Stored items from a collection
-------

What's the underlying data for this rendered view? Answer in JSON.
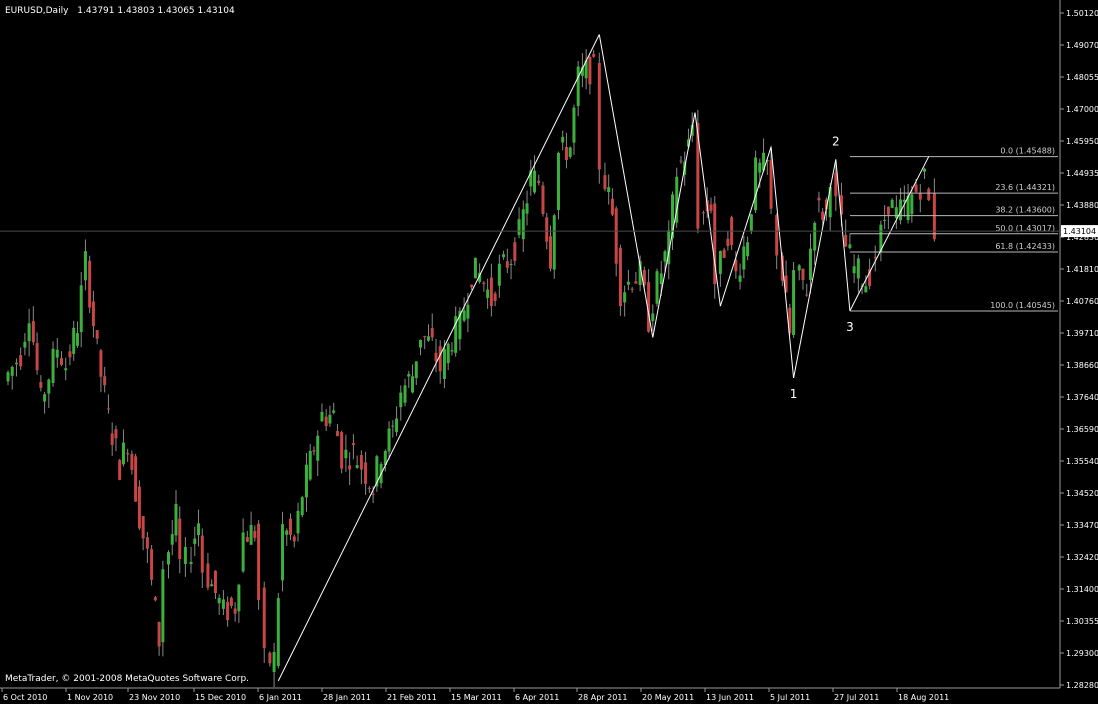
{
  "header": {
    "symbol": "EURUSD,Daily",
    "ohlc": "1.43791 1.43803 1.43065 1.43104"
  },
  "footer": {
    "copyright": "MetaTrader, © 2001-2008 MetaQuotes Software Corp."
  },
  "colors": {
    "background": "#000000",
    "bull": "#3cb03c",
    "bear": "#c84646",
    "axis": "#9a9a9a",
    "text": "#ffffff",
    "lines": "#ffffff"
  },
  "chart_data": {
    "type": "candlestick",
    "symbol": "EURUSD",
    "timeframe": "Daily",
    "y_ticks": [
      "1.50120",
      "1.49070",
      "1.48055",
      "1.47000",
      "1.45950",
      "1.44935",
      "1.43880",
      "1.42830",
      "1.41810",
      "1.40760",
      "1.39710",
      "1.38660",
      "1.37640",
      "1.36590",
      "1.35540",
      "1.34520",
      "1.33470",
      "1.32420",
      "1.31400",
      "1.30355",
      "1.29300",
      "1.28280"
    ],
    "ylim": [
      1.2828,
      1.5012
    ],
    "current_price": "1.43104",
    "x_ticks": [
      "6 Oct 2010",
      "1 Nov 2010",
      "23 Nov 2010",
      "15 Dec 2010",
      "6 Jan 2011",
      "28 Jan 2011",
      "21 Feb 2011",
      "15 Mar 2011",
      "6 Apr 2011",
      "28 Apr 2011",
      "20 May 2011",
      "13 Jun 2011",
      "5 Jul 2011",
      "27 Jul 2011",
      "18 Aug 2011"
    ],
    "swing_points": [
      {
        "date": "2011-01-10",
        "price": 1.287
      },
      {
        "date": "2011-05-04",
        "price": 1.494
      },
      {
        "date": "2011-05-23",
        "price": 1.397
      },
      {
        "date": "2011-06-07",
        "price": 1.469
      },
      {
        "date": "2011-06-16",
        "price": 1.407
      },
      {
        "date": "2011-07-04",
        "price": 1.458
      },
      {
        "date": "2011-07-12",
        "price": 1.384
      },
      {
        "date": "2011-07-27",
        "price": 1.454
      },
      {
        "date": "2011-08-01",
        "price": 1.4055
      },
      {
        "date": "2011-08-29",
        "price": 1.4549
      }
    ],
    "wave_labels": [
      {
        "text": "1",
        "date": "2011-07-12",
        "price": 1.384
      },
      {
        "text": "2",
        "date": "2011-07-27",
        "price": 1.454
      },
      {
        "text": "3",
        "date": "2011-08-01",
        "price": 1.4055
      }
    ],
    "fibonacci": {
      "from_date": "2011-08-01",
      "to_date": "2011-09-02",
      "levels": [
        {
          "label": "0.0 (1.45488)",
          "price": 1.45488
        },
        {
          "label": "23.6 (1.44321)",
          "price": 1.44321
        },
        {
          "label": "38.2 (1.43600)",
          "price": 1.436
        },
        {
          "label": "50.0 (1.43017)",
          "price": 1.43017
        },
        {
          "label": "61.8 (1.42433)",
          "price": 1.42433
        },
        {
          "label": "100.0 (1.40545)",
          "price": 1.40545
        }
      ]
    },
    "close_path": [
      [
        "2010-10-06",
        1.383
      ],
      [
        "2010-10-12",
        1.392
      ],
      [
        "2010-10-15",
        1.406
      ],
      [
        "2010-10-19",
        1.376
      ],
      [
        "2010-10-25",
        1.394
      ],
      [
        "2010-10-28",
        1.388
      ],
      [
        "2010-11-01",
        1.401
      ],
      [
        "2010-11-04",
        1.421
      ],
      [
        "2010-11-08",
        1.392
      ],
      [
        "2010-11-12",
        1.371
      ],
      [
        "2010-11-16",
        1.356
      ],
      [
        "2010-11-19",
        1.364
      ],
      [
        "2010-11-23",
        1.34
      ],
      [
        "2010-11-26",
        1.327
      ],
      [
        "2010-11-30",
        1.3
      ],
      [
        "2010-12-02",
        1.324
      ],
      [
        "2010-12-06",
        1.339
      ],
      [
        "2010-12-08",
        1.324
      ],
      [
        "2010-12-10",
        1.325
      ],
      [
        "2010-12-14",
        1.338
      ],
      [
        "2010-12-16",
        1.323
      ],
      [
        "2010-12-20",
        1.315
      ],
      [
        "2010-12-23",
        1.309
      ],
      [
        "2010-12-27",
        1.311
      ],
      [
        "2010-12-30",
        1.334
      ],
      [
        "2011-01-03",
        1.335
      ],
      [
        "2011-01-05",
        1.313
      ],
      [
        "2011-01-07",
        1.293
      ],
      [
        "2011-01-10",
        1.294
      ],
      [
        "2011-01-13",
        1.336
      ],
      [
        "2011-01-17",
        1.331
      ],
      [
        "2011-01-20",
        1.347
      ],
      [
        "2011-01-24",
        1.362
      ],
      [
        "2011-01-27",
        1.372
      ],
      [
        "2011-01-31",
        1.372
      ],
      [
        "2011-02-03",
        1.359
      ],
      [
        "2011-02-07",
        1.36
      ],
      [
        "2011-02-10",
        1.356
      ],
      [
        "2011-02-14",
        1.349
      ],
      [
        "2011-02-17",
        1.36
      ],
      [
        "2011-02-21",
        1.367
      ],
      [
        "2011-02-24",
        1.38
      ],
      [
        "2011-02-28",
        1.385
      ],
      [
        "2011-03-03",
        1.398
      ],
      [
        "2011-03-07",
        1.394
      ],
      [
        "2011-03-10",
        1.387
      ],
      [
        "2011-03-14",
        1.397
      ],
      [
        "2011-03-17",
        1.401
      ],
      [
        "2011-03-21",
        1.418
      ],
      [
        "2011-03-24",
        1.417
      ],
      [
        "2011-03-28",
        1.409
      ],
      [
        "2011-03-31",
        1.418
      ],
      [
        "2011-04-04",
        1.423
      ],
      [
        "2011-04-07",
        1.43
      ],
      [
        "2011-04-11",
        1.448
      ],
      [
        "2011-04-14",
        1.447
      ],
      [
        "2011-04-18",
        1.423
      ],
      [
        "2011-04-21",
        1.456
      ],
      [
        "2011-04-25",
        1.458
      ],
      [
        "2011-04-28",
        1.48
      ],
      [
        "2011-05-02",
        1.483
      ],
      [
        "2011-05-04",
        1.482
      ],
      [
        "2011-05-06",
        1.453
      ],
      [
        "2011-05-10",
        1.436
      ],
      [
        "2011-05-13",
        1.412
      ],
      [
        "2011-05-17",
        1.416
      ],
      [
        "2011-05-20",
        1.417
      ],
      [
        "2011-05-23",
        1.403
      ],
      [
        "2011-05-26",
        1.414
      ],
      [
        "2011-05-30",
        1.427
      ],
      [
        "2011-06-02",
        1.45
      ],
      [
        "2011-06-06",
        1.458
      ],
      [
        "2011-06-08",
        1.465
      ],
      [
        "2011-06-10",
        1.435
      ],
      [
        "2011-06-14",
        1.44
      ],
      [
        "2011-06-16",
        1.415
      ],
      [
        "2011-06-20",
        1.431
      ],
      [
        "2011-06-23",
        1.417
      ],
      [
        "2011-06-27",
        1.43
      ],
      [
        "2011-06-30",
        1.45
      ],
      [
        "2011-07-04",
        1.452
      ],
      [
        "2011-07-06",
        1.436
      ],
      [
        "2011-07-08",
        1.426
      ],
      [
        "2011-07-12",
        1.398
      ],
      [
        "2011-07-14",
        1.417
      ],
      [
        "2011-07-18",
        1.413
      ],
      [
        "2011-07-21",
        1.438
      ],
      [
        "2011-07-25",
        1.437
      ],
      [
        "2011-07-27",
        1.45
      ],
      [
        "2011-07-29",
        1.439
      ],
      [
        "2011-08-01",
        1.426
      ],
      [
        "2011-08-04",
        1.419
      ],
      [
        "2011-08-08",
        1.415
      ],
      [
        "2011-08-10",
        1.418
      ],
      [
        "2011-08-12",
        1.424
      ],
      [
        "2011-08-16",
        1.441
      ],
      [
        "2011-08-19",
        1.436
      ],
      [
        "2011-08-23",
        1.44
      ],
      [
        "2011-08-26",
        1.444
      ],
      [
        "2011-08-29",
        1.448
      ],
      [
        "2011-08-31",
        1.44
      ],
      [
        "2011-09-02",
        1.431
      ]
    ]
  }
}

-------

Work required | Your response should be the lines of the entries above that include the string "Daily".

Task output |
    "symbol": "EURUSD,Daily",
    "timeframe": "Daily",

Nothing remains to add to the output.